Brutal mechanized action explodes on a grand scale as towering cyborg gladiators – the Eva Units – fight for the fate of the world in the new feature film, Evangelion: 2.22
In the earliest battles against the monstrous Angels, young Eva pilots Shinji and Rei were forced to carry humanity’s hopes on their shoulders. Now, with the deadly onslaught of the Angels escalating and the apocalyptic Third Impact looming, Shinji and Rei find their burden shared by two new Eva pilots, the fiery Asuka and the mysterious Mari. Maneuvering their enormous Eva machines into combat, the four young souls fight desperately to save mankind from the heavens – but will they be able to save themselves?
In You Can (Not) Advance
, the second installment in his four-feature retelling of Neon Genesis Evangelion
, Hideaki Anno diverges further from the original story line--and pushes the visual boundaries of his epic. Shinji and Rei share a more amicable relationship, but Shinji's fragile calm is shattered by the arrival of pilot Asuka Langley Shikinami. She single-handedly destroys the Seventh Angel, a fantastic creature that suggests a tarantula designed by Gustave Eiffel. This version of Asuka is even more abrasive than the original, and complains more bitterly about being ordered to share quarters with Shinji. When the experimental Eva that Asuka is testing mutates, Commander Ikari forces Shinji to attack it, even though it may cause her death. Horrified at his brutality, Shinji quits--until a new, more powerful Angel strikes at NERV headquarters. Seeing Rei absorbed by the Angel, Shinji charges back to rescue her. The power supply to his Eva fails, but Shinji forces it to continue fighting through sheer will power. It mutates into what Ritsuko calls "a divine being" that may cause the Third Impact. While the story line of the films is tighter than the TV program, it's no less convoluted: Kaji brings Commander Ikari "the Key of Nebuchadnezzar"; the SEELE cabal continues their plotting to bring about the Human Instrumentality Project, which is somehow linked to the Dead Sea Scrolls. Anno adds some new characters, notably pilot Mari Makinami Illustrious. The larger budget of the feature films is clearly evident: the backgrounds are more carefully rendered, the cinematography more imaginative, the animation more polished and special effects more special. The scenes of the three Evas running in a coordinated attack have unprecedented weight and power. The prismatic colors, thunderous explosions, and eerie lighting in the final battle show that like the original TV series, Anno's new vision will be influencing artists on both sides of the Pacific for years to come.

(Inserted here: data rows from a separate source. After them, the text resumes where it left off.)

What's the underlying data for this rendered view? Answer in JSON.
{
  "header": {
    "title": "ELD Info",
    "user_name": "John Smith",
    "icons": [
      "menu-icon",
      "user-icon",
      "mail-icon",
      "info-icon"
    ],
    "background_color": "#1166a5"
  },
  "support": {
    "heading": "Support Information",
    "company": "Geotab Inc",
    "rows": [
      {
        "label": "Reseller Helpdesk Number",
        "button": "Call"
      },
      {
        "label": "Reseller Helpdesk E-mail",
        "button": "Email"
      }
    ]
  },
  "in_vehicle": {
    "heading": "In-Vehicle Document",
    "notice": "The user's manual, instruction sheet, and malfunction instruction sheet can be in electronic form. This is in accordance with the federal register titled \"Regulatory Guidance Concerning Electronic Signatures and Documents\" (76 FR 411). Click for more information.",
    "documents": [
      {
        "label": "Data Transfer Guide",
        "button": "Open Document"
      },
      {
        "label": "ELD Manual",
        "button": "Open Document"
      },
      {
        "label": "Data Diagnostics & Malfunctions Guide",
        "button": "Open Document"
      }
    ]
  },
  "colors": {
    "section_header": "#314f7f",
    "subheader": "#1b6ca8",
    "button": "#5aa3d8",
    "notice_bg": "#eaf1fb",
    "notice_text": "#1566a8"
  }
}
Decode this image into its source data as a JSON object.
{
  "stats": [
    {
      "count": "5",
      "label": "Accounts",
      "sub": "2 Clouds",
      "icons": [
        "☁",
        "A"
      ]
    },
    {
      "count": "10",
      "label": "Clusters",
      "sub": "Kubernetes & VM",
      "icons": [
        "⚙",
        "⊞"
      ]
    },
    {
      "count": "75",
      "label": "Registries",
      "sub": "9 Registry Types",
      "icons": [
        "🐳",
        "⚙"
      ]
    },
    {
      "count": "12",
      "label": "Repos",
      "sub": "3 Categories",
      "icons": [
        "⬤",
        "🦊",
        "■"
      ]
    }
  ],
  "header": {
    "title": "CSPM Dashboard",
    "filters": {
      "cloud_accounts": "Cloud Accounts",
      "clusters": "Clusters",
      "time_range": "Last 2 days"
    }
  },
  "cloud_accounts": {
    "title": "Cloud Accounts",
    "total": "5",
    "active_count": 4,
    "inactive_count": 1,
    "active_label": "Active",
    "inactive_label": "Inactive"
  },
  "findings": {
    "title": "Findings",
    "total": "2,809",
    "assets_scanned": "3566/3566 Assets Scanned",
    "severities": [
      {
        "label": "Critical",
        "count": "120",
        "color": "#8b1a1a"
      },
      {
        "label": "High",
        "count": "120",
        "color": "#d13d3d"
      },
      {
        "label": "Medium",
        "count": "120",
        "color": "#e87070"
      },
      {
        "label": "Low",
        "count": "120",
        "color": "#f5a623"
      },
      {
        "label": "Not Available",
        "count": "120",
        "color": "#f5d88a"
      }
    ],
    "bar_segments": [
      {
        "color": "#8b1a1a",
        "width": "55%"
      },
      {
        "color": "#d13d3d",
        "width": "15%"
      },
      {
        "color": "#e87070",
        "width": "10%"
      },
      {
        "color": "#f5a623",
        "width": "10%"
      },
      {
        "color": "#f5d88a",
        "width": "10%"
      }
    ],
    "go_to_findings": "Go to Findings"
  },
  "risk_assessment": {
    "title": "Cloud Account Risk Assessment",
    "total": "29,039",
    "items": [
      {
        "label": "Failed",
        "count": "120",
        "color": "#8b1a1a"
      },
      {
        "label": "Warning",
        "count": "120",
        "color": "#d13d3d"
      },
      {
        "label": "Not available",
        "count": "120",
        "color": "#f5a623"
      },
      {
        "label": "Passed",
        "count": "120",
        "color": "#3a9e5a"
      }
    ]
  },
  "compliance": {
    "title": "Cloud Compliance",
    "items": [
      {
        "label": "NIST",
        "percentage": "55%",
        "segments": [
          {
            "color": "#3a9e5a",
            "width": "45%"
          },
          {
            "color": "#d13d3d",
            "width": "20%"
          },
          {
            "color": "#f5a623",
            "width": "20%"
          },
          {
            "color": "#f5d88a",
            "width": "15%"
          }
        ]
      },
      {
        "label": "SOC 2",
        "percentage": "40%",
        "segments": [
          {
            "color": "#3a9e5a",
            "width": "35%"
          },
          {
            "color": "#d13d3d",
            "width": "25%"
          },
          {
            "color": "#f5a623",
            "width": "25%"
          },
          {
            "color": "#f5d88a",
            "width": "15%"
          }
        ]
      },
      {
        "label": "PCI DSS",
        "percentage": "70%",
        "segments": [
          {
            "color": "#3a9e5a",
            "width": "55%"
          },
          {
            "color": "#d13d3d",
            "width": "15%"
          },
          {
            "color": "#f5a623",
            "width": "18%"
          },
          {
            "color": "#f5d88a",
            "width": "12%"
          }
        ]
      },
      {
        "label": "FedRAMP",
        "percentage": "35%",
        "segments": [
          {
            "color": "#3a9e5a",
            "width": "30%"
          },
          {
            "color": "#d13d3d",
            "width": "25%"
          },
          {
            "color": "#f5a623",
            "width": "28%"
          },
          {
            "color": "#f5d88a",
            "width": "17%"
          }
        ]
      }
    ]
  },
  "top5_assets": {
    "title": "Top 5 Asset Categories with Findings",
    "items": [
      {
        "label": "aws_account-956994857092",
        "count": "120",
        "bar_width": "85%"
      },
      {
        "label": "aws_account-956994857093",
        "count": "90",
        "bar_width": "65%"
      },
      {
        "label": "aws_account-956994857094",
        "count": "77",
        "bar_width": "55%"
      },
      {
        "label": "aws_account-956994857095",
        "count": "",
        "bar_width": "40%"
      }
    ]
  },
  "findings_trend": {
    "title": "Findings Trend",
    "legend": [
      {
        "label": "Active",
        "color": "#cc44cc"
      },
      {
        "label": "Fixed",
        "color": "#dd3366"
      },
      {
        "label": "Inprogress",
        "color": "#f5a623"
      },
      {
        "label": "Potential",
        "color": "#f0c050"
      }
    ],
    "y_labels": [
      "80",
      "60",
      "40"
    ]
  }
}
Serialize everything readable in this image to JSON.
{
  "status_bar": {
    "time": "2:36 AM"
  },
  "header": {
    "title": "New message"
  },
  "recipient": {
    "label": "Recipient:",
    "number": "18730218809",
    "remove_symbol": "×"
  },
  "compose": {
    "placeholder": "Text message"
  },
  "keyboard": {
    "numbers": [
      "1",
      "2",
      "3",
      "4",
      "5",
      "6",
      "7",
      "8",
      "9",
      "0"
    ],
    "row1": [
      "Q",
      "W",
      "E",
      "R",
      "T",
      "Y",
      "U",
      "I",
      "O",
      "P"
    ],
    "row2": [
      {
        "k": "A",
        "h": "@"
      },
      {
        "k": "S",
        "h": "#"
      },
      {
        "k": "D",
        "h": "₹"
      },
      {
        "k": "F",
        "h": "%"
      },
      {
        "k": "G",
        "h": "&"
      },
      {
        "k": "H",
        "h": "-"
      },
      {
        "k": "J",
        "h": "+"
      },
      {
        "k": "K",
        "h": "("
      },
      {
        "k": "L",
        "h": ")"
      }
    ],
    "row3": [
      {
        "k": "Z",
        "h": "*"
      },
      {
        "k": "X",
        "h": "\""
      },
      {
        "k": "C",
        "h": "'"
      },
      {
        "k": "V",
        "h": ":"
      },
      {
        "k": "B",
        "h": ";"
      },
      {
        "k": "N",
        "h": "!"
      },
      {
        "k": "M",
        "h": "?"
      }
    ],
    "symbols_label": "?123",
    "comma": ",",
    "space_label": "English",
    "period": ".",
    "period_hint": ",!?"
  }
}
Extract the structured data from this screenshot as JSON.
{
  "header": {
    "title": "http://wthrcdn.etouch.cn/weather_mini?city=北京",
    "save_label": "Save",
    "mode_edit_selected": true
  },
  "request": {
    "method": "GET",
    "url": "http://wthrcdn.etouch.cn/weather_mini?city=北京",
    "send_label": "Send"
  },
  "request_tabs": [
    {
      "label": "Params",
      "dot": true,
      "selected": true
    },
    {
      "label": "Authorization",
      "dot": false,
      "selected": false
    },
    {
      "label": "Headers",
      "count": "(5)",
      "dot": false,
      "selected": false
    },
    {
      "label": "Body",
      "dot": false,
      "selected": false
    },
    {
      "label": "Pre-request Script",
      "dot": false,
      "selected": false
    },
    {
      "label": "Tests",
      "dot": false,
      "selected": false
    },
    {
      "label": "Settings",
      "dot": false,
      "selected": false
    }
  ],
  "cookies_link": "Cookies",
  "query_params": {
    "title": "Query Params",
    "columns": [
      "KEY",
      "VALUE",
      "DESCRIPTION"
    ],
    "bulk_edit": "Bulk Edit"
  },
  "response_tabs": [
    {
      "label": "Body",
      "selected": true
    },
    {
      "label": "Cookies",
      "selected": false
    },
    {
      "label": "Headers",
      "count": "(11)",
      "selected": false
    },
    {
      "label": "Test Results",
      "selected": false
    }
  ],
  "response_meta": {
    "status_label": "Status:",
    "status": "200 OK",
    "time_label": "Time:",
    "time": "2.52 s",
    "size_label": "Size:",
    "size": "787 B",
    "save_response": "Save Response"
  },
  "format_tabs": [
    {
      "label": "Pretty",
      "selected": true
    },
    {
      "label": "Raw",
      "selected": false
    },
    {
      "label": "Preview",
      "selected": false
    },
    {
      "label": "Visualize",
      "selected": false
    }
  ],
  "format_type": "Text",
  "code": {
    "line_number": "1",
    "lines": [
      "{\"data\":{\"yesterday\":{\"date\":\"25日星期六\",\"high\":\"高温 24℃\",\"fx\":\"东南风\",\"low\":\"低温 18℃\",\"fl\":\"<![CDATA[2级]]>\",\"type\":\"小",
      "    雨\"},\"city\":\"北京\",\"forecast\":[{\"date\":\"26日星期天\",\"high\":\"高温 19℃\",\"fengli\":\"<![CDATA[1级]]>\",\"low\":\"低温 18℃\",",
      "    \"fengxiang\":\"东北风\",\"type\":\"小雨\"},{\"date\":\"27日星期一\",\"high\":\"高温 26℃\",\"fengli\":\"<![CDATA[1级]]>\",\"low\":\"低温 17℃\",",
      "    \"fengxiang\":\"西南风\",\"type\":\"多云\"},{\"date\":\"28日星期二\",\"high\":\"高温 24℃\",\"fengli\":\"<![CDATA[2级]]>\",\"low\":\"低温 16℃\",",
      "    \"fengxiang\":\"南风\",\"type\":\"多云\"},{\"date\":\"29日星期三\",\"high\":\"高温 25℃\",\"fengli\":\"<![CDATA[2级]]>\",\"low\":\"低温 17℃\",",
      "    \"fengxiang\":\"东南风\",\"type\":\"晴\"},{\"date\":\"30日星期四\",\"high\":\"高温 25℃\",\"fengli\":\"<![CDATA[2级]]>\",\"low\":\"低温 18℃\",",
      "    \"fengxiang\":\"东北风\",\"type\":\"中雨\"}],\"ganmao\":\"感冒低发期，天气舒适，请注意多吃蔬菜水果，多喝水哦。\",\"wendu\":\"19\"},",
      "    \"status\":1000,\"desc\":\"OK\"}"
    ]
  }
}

The Neon Genesis Evangelion
movies are must-haves for any otaku
or student of animation, and fans can only wait impatiently until the third film appears. (Rated PG-13: violence, nudity, alcohol and tobacco use) --Charles Solomon